Factory premises and building sites have strict rules about safety designed to protect the workers and the general public, you should always read all warning notices, abide by their advice, wear protective clothing where instructed to do so and look after your personal safety and the safety of others.
Check the local news and weather forecasts, if you are downwind of the incident close your doors and windows to help prevent contamination by noxious fumes, prepare for evacuation, if you are able and you feel the need to move to a safer area, do not wait to be told go now take your grab bag and other essentials and go while you can. Avoid the traffic jams that may happen a little later.
Mines are particularly prone to these disasters, the problem of working underground in a confined space with the possibility of a cave in and the constant danger of gas makes working down a mind a very dangerous occupation, these disasters can occur in the best of managed and regulated underground workings, unfortunately in some parts of the world the safety of the Miners seems to be given a little relevance, and the most important thing is production and more production.
And another equally dangerous the totally different job is deep sea fishing, even with modern trawlers there are still frequent reports of ships being lost at sea and individual injuries in sometimes very bad conditions which are all too frequent.
It is essential that you record
in the accidents book any injuries that you receive at work even if it
is only a scratch or a muscle sprain, if you have to claim at any time
in the future the fact that you took the trouble to record the incident
in the accident book will stand you in good stead to prove
We have to give praise, credit and admiration to our rescue workers and Fire fighters who risk their lives every day to aid people they do not even know.

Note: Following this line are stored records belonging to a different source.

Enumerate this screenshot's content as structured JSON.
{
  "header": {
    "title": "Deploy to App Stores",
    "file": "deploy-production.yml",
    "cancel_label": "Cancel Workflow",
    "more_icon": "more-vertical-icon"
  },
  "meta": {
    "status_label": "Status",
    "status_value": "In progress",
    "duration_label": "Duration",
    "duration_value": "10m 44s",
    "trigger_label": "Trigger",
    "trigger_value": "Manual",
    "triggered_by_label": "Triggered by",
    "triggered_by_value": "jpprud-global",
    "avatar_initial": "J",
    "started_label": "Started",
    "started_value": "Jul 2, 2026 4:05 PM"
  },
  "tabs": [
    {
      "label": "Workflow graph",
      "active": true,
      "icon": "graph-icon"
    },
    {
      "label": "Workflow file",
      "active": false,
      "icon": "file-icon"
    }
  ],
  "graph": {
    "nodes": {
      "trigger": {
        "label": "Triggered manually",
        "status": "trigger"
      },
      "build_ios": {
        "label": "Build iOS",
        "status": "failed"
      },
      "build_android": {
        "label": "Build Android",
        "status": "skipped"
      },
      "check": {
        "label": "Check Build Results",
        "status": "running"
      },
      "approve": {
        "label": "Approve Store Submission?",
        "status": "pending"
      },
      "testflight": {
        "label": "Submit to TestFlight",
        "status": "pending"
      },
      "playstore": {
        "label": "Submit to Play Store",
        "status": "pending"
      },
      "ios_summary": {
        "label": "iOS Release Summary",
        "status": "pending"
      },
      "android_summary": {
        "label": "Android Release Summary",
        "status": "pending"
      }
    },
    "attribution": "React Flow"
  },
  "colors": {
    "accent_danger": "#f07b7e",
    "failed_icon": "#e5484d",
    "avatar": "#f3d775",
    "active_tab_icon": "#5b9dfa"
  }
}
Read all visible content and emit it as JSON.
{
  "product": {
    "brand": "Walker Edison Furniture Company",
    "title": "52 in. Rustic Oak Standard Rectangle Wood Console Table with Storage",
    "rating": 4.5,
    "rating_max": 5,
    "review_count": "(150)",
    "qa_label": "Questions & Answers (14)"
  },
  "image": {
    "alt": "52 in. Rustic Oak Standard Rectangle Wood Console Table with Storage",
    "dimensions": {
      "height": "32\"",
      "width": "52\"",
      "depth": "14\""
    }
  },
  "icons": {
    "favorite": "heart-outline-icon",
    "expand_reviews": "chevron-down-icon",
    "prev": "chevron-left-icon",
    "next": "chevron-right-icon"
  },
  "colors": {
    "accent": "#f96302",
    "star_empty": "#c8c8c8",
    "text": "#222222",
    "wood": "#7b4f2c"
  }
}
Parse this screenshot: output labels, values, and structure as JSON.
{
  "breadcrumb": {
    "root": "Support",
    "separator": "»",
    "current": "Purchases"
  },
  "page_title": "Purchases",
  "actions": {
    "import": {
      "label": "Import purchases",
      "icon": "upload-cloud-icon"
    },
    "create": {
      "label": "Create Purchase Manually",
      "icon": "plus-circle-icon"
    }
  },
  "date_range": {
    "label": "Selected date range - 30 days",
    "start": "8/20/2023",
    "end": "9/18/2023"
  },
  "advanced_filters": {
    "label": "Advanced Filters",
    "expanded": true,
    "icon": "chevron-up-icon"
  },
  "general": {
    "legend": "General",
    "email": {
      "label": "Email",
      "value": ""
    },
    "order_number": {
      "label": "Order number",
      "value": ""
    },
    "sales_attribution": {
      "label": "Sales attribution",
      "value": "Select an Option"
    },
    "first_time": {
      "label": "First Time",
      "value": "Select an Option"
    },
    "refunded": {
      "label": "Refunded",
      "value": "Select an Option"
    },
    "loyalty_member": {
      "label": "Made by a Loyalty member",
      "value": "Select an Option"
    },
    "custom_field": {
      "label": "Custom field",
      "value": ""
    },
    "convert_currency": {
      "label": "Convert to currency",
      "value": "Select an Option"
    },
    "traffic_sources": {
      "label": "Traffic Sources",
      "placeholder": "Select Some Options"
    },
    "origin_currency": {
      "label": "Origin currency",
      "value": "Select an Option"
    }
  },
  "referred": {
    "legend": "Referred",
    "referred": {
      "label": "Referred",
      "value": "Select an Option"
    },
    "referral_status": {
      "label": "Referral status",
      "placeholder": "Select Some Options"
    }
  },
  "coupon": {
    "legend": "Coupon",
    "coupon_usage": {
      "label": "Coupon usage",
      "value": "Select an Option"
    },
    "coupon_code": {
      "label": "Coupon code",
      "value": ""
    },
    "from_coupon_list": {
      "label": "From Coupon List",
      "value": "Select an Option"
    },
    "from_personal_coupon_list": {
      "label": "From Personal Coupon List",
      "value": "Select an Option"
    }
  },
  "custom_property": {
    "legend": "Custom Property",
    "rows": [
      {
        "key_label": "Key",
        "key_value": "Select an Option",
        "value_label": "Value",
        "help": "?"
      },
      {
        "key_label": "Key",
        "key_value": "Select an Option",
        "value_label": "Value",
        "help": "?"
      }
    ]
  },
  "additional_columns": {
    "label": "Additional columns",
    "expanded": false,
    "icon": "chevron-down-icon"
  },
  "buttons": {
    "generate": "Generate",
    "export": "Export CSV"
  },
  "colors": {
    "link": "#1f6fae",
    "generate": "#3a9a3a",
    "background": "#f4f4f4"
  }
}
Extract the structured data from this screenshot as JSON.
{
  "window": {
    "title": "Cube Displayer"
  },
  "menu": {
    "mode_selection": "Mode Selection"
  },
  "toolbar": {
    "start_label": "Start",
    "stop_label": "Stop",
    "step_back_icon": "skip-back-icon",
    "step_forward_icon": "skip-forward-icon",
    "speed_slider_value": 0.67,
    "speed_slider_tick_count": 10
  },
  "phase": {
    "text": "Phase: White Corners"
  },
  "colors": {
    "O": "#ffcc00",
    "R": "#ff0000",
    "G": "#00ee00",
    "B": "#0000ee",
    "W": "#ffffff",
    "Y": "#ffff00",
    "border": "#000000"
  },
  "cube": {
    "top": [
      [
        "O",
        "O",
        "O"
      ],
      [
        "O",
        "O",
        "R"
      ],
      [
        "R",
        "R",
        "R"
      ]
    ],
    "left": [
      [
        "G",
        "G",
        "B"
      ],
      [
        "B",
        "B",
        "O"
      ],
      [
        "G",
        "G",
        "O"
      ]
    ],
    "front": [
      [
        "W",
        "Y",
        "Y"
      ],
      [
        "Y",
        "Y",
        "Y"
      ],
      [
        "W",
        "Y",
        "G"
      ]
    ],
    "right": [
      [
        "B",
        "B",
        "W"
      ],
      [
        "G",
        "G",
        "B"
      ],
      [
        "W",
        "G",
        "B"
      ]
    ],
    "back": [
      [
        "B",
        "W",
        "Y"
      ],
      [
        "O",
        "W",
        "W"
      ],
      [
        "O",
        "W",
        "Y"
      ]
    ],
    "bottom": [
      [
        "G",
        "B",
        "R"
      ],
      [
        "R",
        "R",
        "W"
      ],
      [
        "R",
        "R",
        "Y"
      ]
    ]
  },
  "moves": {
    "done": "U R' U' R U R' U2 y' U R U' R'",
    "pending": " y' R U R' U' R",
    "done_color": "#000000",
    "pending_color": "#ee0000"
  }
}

Fortunately with modern communication systems these dangerous situations can be monitored easily and warnings issued by local government, civil defense, police, local radio and television.